Karnataka, Kerala, Maharashtra,Tamil Nadu
Great Himalayan National Park (2014)
Garuda Shakti IV:-
Its a INDO- Indonesia Joint Training Exercise of Army.
Under the NIRF, Educational Institutions will be ranked by an independent ranking Agency for which objective criteria has been developed. They shall be ranked separately in fields such as Engineering, Management, Pharma, Architecture etc
Under the IMPRINT initiative, the Government has taken the initiative to address major engineering challenges through the collaborative efforts of the Indian Institutes of Technology (IITs) and Indian Institute of Science (IISc). Under this, a roadmap is finalised to pursue engineering challenges in ten technology domains that have large social impact.
3)Uchchtar Avishkar Yojna (UAY):-
The objectives of UAY scheme are to promote innovation in IITs addressing issues of manufacturing industries; to spur innovative mindset; to co-ordinate action between academia & industry and to strengthen labs & research facilities
4)Global Initiative of Academic Networks (GIAN):-

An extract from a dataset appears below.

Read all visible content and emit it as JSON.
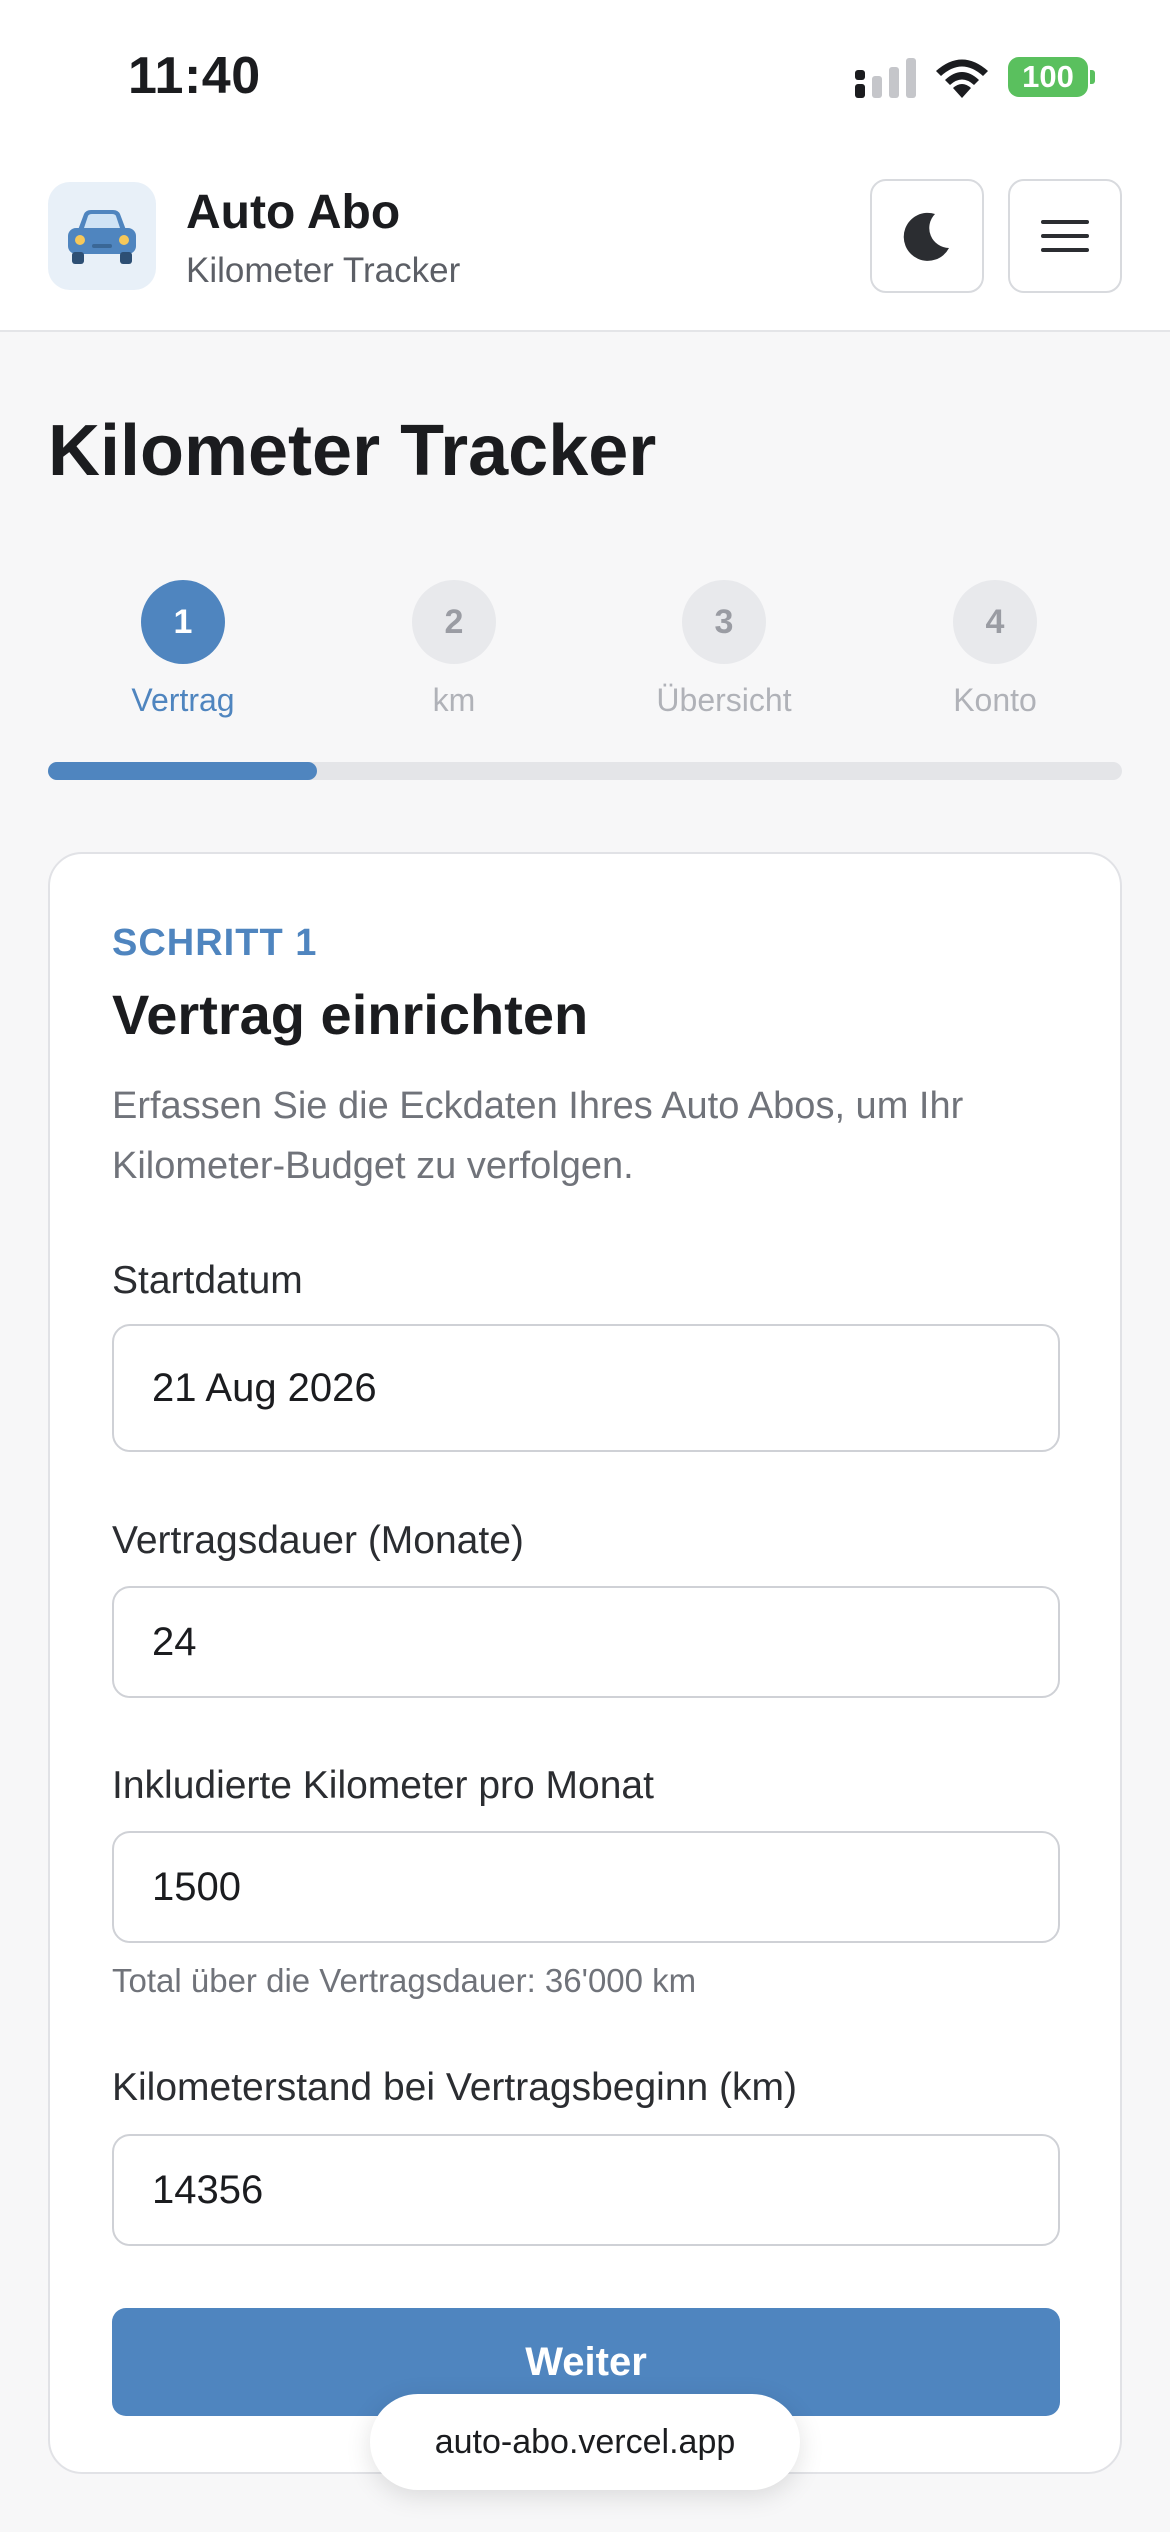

GIAN scheme is for facilitating partnership between Higher Educational Institutions of the country and other countries. The scheme is aimed at tapping international talent pool of scientists and entrepreneurs.
5)Rashtriya Uchchatar Shiksha Abhiyan (RUSA):-
For strategic funding and reforms in the State Higher Education sector.
Note :- Few News of importance are not yet published and will be published in the upcoming posts. The intention was not to make the post bulky or cumbersome, hence judicious distribution of News over the month/week is important.This has been considered after giving heed to the feedbacks from many of you.Thank you.